*** RECORDS SUPPLIED Section Begins ***

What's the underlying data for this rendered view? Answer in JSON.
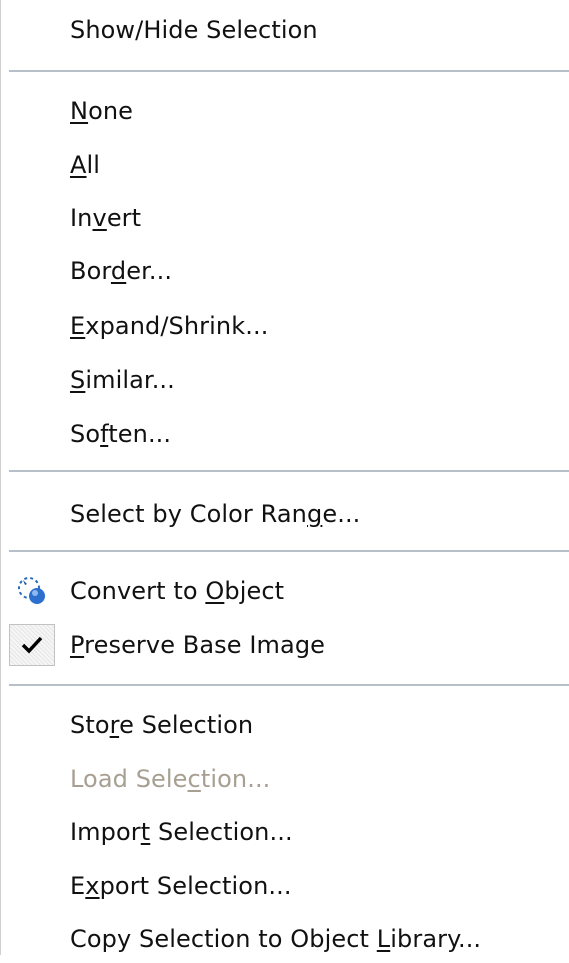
{
  "menu": {
    "items": [
      {
        "id": "show_hide",
        "plain": "Show/Hide Selection"
      },
      {
        "id": "none",
        "pre": "",
        "u": "N",
        "post": "one"
      },
      {
        "id": "all",
        "pre": "",
        "u": "A",
        "post": "ll"
      },
      {
        "id": "invert",
        "pre": "In",
        "u": "v",
        "post": "ert"
      },
      {
        "id": "border",
        "pre": "Bor",
        "u": "d",
        "post": "er..."
      },
      {
        "id": "expand",
        "pre": "",
        "u": "E",
        "post": "xpand/Shrink..."
      },
      {
        "id": "similar",
        "pre": "",
        "u": "S",
        "post": "imilar..."
      },
      {
        "id": "soften",
        "pre": "So",
        "u": "f",
        "post": "ten..."
      },
      {
        "id": "color_range",
        "pre": "Select by Color Ran",
        "u": "g",
        "post": "e..."
      },
      {
        "id": "convert",
        "pre": "Convert to ",
        "u": "O",
        "post": "bject",
        "icon": "convert-selection-icon"
      },
      {
        "id": "preserve",
        "pre": "",
        "u": "P",
        "post": "reserve Base Image",
        "icon": "checkmark-icon",
        "checked": true
      },
      {
        "id": "store",
        "pre": "Sto",
        "u": "r",
        "post": "e Selection"
      },
      {
        "id": "load",
        "pre": "Load Sele",
        "u": "c",
        "post": "tion...",
        "disabled": true
      },
      {
        "id": "import",
        "pre": "Impor",
        "u": "t",
        "post": " Selection..."
      },
      {
        "id": "export",
        "pre": "E",
        "u": "x",
        "post": "port Selection..."
      },
      {
        "id": "copy",
        "pre": "Copy Selection to Object ",
        "u": "L",
        "post": "ibrary..."
      }
    ]
  }
}
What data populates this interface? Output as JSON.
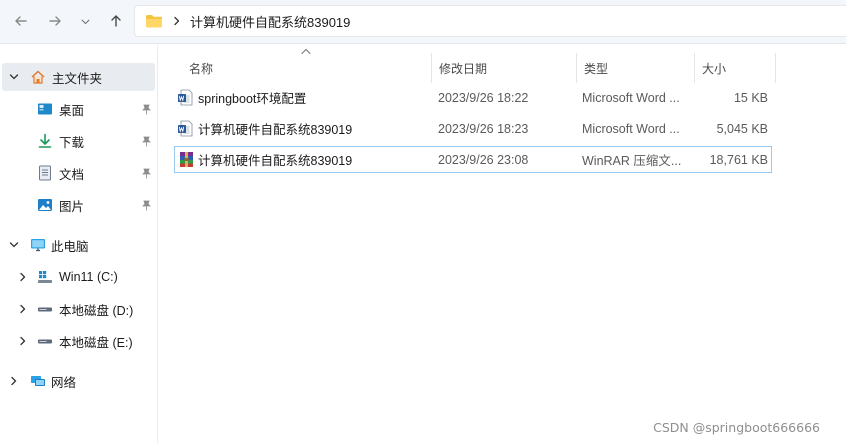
{
  "toolbar": {
    "back_icon": "arrow-left-icon",
    "forward_icon": "arrow-right-icon",
    "recent_icon": "chevron-down-icon",
    "up_icon": "arrow-up-icon"
  },
  "address": {
    "folder_icon": "folder-icon",
    "crumb": "计算机硬件自配系统839019"
  },
  "sidebar": {
    "items": [
      {
        "label": "主文件夹",
        "icon": "home-icon",
        "expanded": true
      },
      {
        "label": "桌面",
        "icon": "desktop-icon",
        "pinned": true
      },
      {
        "label": "下载",
        "icon": "download-icon",
        "pinned": true
      },
      {
        "label": "文档",
        "icon": "document-icon",
        "pinned": true
      },
      {
        "label": "图片",
        "icon": "pictures-icon",
        "pinned": true
      },
      {
        "label": "此电脑",
        "icon": "computer-icon",
        "expanded": true
      },
      {
        "label": "Win11 (C:)",
        "icon": "windows-drive-icon"
      },
      {
        "label": "本地磁盘 (D:)",
        "icon": "drive-icon"
      },
      {
        "label": "本地磁盘 (E:)",
        "icon": "drive-icon"
      },
      {
        "label": "网络",
        "icon": "network-icon"
      }
    ]
  },
  "columns": {
    "name": "名称",
    "date": "修改日期",
    "type": "类型",
    "size": "大小"
  },
  "files": [
    {
      "name": "springboot环境配置",
      "date": "2023/9/26 18:22",
      "type": "Microsoft Word ...",
      "size": "15 KB",
      "icon": "word-document-icon"
    },
    {
      "name": "计算机硬件自配系统839019",
      "date": "2023/9/26 18:23",
      "type": "Microsoft Word ...",
      "size": "5,045 KB",
      "icon": "word-document-icon"
    },
    {
      "name": "计算机硬件自配系统839019",
      "date": "2023/9/26 23:08",
      "type": "WinRAR 压缩文...",
      "size": "18,761 KB",
      "icon": "winrar-archive-icon"
    }
  ],
  "watermark": "CSDN @springboot666666",
  "colors": {
    "toolbar_bg": "#f3f6fb",
    "selection_border": "#99c9ef",
    "folder_yellow": "#f5c542",
    "word_blue": "#2b5797"
  }
}
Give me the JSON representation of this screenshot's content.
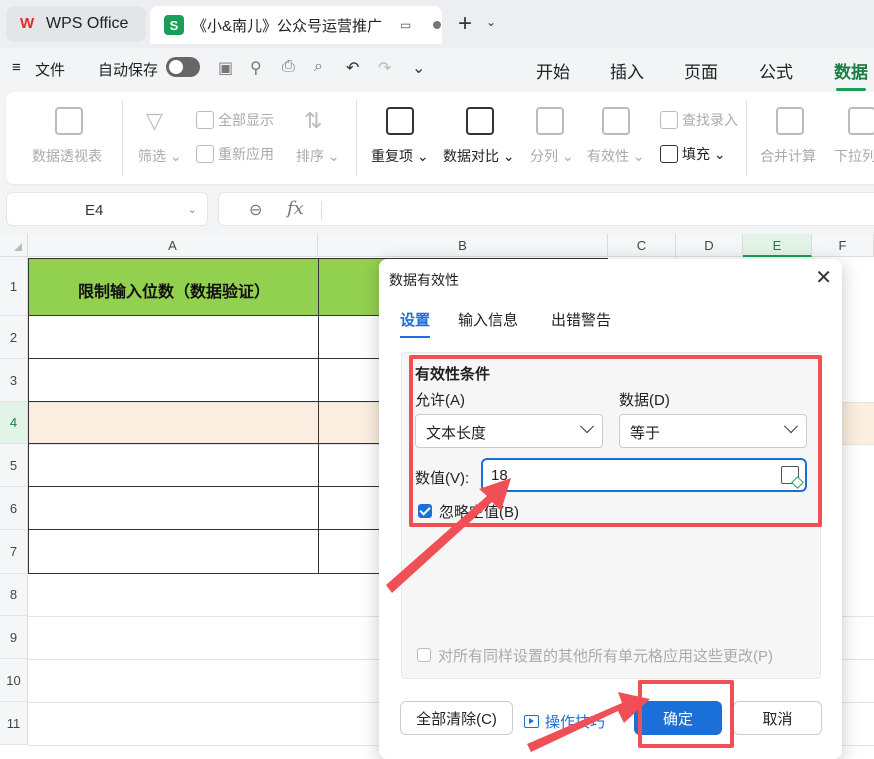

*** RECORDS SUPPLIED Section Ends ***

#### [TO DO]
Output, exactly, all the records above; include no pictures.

#### [RESULT FOR THIS EXERCISE]
What's the underlying data for this rendered view? Answer in JSON.
{
  "menu": {
    "items": [
      {
        "id": "show_hide",
        "plain": "Show/Hide Selection"
      },
      {
        "id": "none",
        "pre": "",
        "u": "N",
        "post": "one"
      },
      {
        "id": "all",
        "pre": "",
        "u": "A",
        "post": "ll"
      },
      {
        "id": "invert",
        "pre": "In",
        "u": "v",
        "post": "ert"
      },
      {
        "id": "border",
        "pre": "Bor",
        "u": "d",
        "post": "er..."
      },
      {
        "id": "expand",
        "pre": "",
        "u": "E",
        "post": "xpand/Shrink..."
      },
      {
        "id": "similar",
        "pre": "",
        "u": "S",
        "post": "imilar..."
      },
      {
        "id": "soften",
        "pre": "So",
        "u": "f",
        "post": "ten..."
      },
      {
        "id": "color_range",
        "pre": "Select by Color Ran",
        "u": "g",
        "post": "e..."
      },
      {
        "id": "convert",
        "pre": "Convert to ",
        "u": "O",
        "post": "bject",
        "icon": "convert-selection-icon"
      },
      {
        "id": "preserve",
        "pre": "",
        "u": "P",
        "post": "reserve Base Image",
        "icon": "checkmark-icon",
        "checked": true
      },
      {
        "id": "store",
        "pre": "Sto",
        "u": "r",
        "post": "e Selection"
      },
      {
        "id": "load",
        "pre": "Load Sele",
        "u": "c",
        "post": "tion...",
        "disabled": true
      },
      {
        "id": "import",
        "pre": "Impor",
        "u": "t",
        "post": " Selection..."
      },
      {
        "id": "export",
        "pre": "E",
        "u": "x",
        "post": "port Selection..."
      },
      {
        "id": "copy",
        "pre": "Copy Selection to Object ",
        "u": "L",
        "post": "ibrary..."
      }
    ]
  }
}
What data populates this interface? Output as JSON.
{
  "toolbar": {
    "back_icon": "arrow-left-icon",
    "forward_icon": "arrow-right-icon",
    "recent_icon": "chevron-down-icon",
    "up_icon": "arrow-up-icon"
  },
  "address": {
    "folder_icon": "folder-icon",
    "crumb": "计算机硬件自配系统839019"
  },
  "sidebar": {
    "items": [
      {
        "label": "主文件夹",
        "icon": "home-icon",
        "expanded": true
      },
      {
        "label": "桌面",
        "icon": "desktop-icon",
        "pinned": true
      },
      {
        "label": "下载",
        "icon": "download-icon",
        "pinned": true
      },
      {
        "label": "文档",
        "icon": "document-icon",
        "pinned": true
      },
      {
        "label": "图片",
        "icon": "pictures-icon",
        "pinned": true
      },
      {
        "label": "此电脑",
        "icon": "computer-icon",
        "expanded": true
      },
      {
        "label": "Win11 (C:)",
        "icon": "windows-drive-icon"
      },
      {
        "label": "本地磁盘 (D:)",
        "icon": "drive-icon"
      },
      {
        "label": "本地磁盘 (E:)",
        "icon": "drive-icon"
      },
      {
        "label": "网络",
        "icon": "network-icon"
      }
    ]
  },
  "columns": {
    "name": "名称",
    "date": "修改日期",
    "type": "类型",
    "size": "大小"
  },
  "files": [
    {
      "name": "springboot环境配置",
      "date": "2023/9/26 18:22",
      "type": "Microsoft Word ...",
      "size": "15 KB",
      "icon": "word-document-icon"
    },
    {
      "name": "计算机硬件自配系统839019",
      "date": "2023/9/26 18:23",
      "type": "Microsoft Word ...",
      "size": "5,045 KB",
      "icon": "word-document-icon"
    },
    {
      "name": "计算机硬件自配系统839019",
      "date": "2023/9/26 23:08",
      "type": "WinRAR 压缩文...",
      "size": "18,761 KB",
      "icon": "winrar-archive-icon"
    }
  ],
  "watermark": "CSDN @springboot666666",
  "colors": {
    "toolbar_bg": "#f3f6fb",
    "selection_border": "#99c9ef",
    "folder_yellow": "#f5c542",
    "word_blue": "#2b5797"
  }
}
Give me the JSON representation of this screenshot's content.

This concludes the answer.